TASK MATERIAL section start
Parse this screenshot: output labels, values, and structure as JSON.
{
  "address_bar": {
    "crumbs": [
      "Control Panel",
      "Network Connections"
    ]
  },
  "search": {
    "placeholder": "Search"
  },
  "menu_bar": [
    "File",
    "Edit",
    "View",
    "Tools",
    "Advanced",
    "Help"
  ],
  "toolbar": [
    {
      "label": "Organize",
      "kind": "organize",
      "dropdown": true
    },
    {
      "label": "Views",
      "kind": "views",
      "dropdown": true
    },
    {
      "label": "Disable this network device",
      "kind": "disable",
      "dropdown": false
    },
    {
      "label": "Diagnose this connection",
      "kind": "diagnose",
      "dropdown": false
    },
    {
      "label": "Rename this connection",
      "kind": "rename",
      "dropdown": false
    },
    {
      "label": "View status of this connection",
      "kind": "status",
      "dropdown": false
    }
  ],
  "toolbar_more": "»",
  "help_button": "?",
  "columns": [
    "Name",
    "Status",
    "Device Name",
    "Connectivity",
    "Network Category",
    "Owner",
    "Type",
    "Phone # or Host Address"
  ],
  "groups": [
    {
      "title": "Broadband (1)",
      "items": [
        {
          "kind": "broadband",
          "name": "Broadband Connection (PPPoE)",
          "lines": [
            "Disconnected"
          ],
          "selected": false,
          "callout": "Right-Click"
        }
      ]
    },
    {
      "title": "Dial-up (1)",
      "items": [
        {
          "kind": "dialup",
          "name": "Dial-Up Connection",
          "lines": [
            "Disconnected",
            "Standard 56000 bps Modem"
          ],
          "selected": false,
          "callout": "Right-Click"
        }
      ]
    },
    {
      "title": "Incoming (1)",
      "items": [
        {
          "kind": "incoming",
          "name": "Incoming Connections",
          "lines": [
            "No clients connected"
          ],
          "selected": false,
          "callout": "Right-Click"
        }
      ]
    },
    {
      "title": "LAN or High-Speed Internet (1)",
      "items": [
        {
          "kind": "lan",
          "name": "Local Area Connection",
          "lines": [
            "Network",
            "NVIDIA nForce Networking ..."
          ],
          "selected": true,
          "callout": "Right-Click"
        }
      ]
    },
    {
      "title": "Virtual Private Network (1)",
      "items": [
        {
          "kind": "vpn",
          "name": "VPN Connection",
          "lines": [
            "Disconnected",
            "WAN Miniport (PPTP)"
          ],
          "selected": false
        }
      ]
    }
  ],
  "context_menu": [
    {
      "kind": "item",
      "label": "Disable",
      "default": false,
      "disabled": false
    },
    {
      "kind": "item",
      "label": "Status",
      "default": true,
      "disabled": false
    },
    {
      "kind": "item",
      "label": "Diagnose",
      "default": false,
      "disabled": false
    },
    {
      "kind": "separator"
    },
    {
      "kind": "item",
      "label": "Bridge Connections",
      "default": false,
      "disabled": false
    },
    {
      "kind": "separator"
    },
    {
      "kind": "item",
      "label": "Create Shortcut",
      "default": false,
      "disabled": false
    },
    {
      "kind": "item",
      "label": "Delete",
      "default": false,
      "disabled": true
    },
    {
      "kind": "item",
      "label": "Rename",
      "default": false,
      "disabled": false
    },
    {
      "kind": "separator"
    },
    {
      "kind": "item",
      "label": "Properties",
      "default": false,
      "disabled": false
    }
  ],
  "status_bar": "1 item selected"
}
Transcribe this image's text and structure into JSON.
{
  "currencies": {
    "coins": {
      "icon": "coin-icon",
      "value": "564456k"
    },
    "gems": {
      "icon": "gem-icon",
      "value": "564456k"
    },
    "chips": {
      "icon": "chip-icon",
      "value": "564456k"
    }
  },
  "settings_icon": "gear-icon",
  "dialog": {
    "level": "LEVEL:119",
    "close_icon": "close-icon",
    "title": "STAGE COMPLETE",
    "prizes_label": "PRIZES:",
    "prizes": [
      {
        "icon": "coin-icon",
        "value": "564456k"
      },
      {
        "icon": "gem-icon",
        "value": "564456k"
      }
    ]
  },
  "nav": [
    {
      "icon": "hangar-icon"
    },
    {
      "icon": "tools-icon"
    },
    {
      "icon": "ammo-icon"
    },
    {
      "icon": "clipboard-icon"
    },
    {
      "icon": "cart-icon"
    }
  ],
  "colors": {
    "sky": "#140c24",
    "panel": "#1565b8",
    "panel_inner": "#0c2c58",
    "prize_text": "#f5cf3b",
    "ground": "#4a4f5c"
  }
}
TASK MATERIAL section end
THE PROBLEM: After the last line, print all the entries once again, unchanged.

TASK RESULT:
Parse this screenshot: output labels, values, and structure as JSON.
{
  "address_bar": {
    "crumbs": [
      "Control Panel",
      "Network Connections"
    ]
  },
  "search": {
    "placeholder": "Search"
  },
  "menu_bar": [
    "File",
    "Edit",
    "View",
    "Tools",
    "Advanced",
    "Help"
  ],
  "toolbar": [
    {
      "label": "Organize",
      "kind": "organize",
      "dropdown": true
    },
    {
      "label": "Views",
      "kind": "views",
      "dropdown": true
    },
    {
      "label": "Disable this network device",
      "kind": "disable",
      "dropdown": false
    },
    {
      "label": "Diagnose this connection",
      "kind": "diagnose",
      "dropdown": false
    },
    {
      "label": "Rename this connection",
      "kind": "rename",
      "dropdown": false
    },
    {
      "label": "View status of this connection",
      "kind": "status",
      "dropdown": false
    }
  ],
  "toolbar_more": "»",
  "help_button": "?",
  "columns": [
    "Name",
    "Status",
    "Device Name",
    "Connectivity",
    "Network Category",
    "Owner",
    "Type",
    "Phone # or Host Address"
  ],
  "groups": [
    {
      "title": "Broadband (1)",
      "items": [
        {
          "kind": "broadband",
          "name": "Broadband Connection (PPPoE)",
          "lines": [
            "Disconnected"
          ],
          "selected": false,
          "callout": "Right-Click"
        }
      ]
    },
    {
      "title": "Dial-up (1)",
      "items": [
        {
          "kind": "dialup",
          "name": "Dial-Up Connection",
          "lines": [
            "Disconnected",
            "Standard 56000 bps Modem"
          ],
          "selected": false,
          "callout": "Right-Click"
        }
      ]
    },
    {
      "title": "Incoming (1)",
      "items": [
        {
          "kind": "incoming",
          "name": "Incoming Connections",
          "lines": [
            "No clients connected"
          ],
          "selected": false,
          "callout": "Right-Click"
        }
      ]
    },
    {
      "title": "LAN or High-Speed Internet (1)",
      "items": [
        {
          "kind": "lan",
          "name": "Local Area Connection",
          "lines": [
            "Network",
            "NVIDIA nForce Networking ..."
          ],
          "selected": true,
          "callout": "Right-Click"
        }
      ]
    },
    {
      "title": "Virtual Private Network (1)",
      "items": [
        {
          "kind": "vpn",
          "name": "VPN Connection",
          "lines": [
            "Disconnected",
            "WAN Miniport (PPTP)"
          ],
          "selected": false
        }
      ]
    }
  ],
  "context_menu": [
    {
      "kind": "item",
      "label": "Disable",
      "default": false,
      "disabled": false
    },
    {
      "kind": "item",
      "label": "Status",
      "default": true,
      "disabled": false
    },
    {
      "kind": "item",
      "label": "Diagnose",
      "default": false,
      "disabled": false
    },
    {
      "kind": "separator"
    },
    {
      "kind": "item",
      "label": "Bridge Connections",
      "default": false,
      "disabled": false
    },
    {
      "kind": "separator"
    },
    {
      "kind": "item",
      "label": "Create Shortcut",
      "default": false,
      "disabled": false
    },
    {
      "kind": "item",
      "label": "Delete",
      "default": false,
      "disabled": true
    },
    {
      "kind": "item",
      "label": "Rename",
      "default": false,
      "disabled": false
    },
    {
      "kind": "separator"
    },
    {
      "kind": "item",
      "label": "Properties",
      "default": false,
      "disabled": false
    }
  ],
  "status_bar": "1 item selected"
}
Transcribe this image's text and structure into JSON.
{
  "currencies": {
    "coins": {
      "icon": "coin-icon",
      "value": "564456k"
    },
    "gems": {
      "icon": "gem-icon",
      "value": "564456k"
    },
    "chips": {
      "icon": "chip-icon",
      "value": "564456k"
    }
  },
  "settings_icon": "gear-icon",
  "dialog": {
    "level": "LEVEL:119",
    "close_icon": "close-icon",
    "title": "STAGE COMPLETE",
    "prizes_label": "PRIZES:",
    "prizes": [
      {
        "icon": "coin-icon",
        "value": "564456k"
      },
      {
        "icon": "gem-icon",
        "value": "564456k"
      }
    ]
  },
  "nav": [
    {
      "icon": "hangar-icon"
    },
    {
      "icon": "tools-icon"
    },
    {
      "icon": "ammo-icon"
    },
    {
      "icon": "clipboard-icon"
    },
    {
      "icon": "cart-icon"
    }
  ],
  "colors": {
    "sky": "#140c24",
    "panel": "#1565b8",
    "panel_inner": "#0c2c58",
    "prize_text": "#f5cf3b",
    "ground": "#4a4f5c"
  }
}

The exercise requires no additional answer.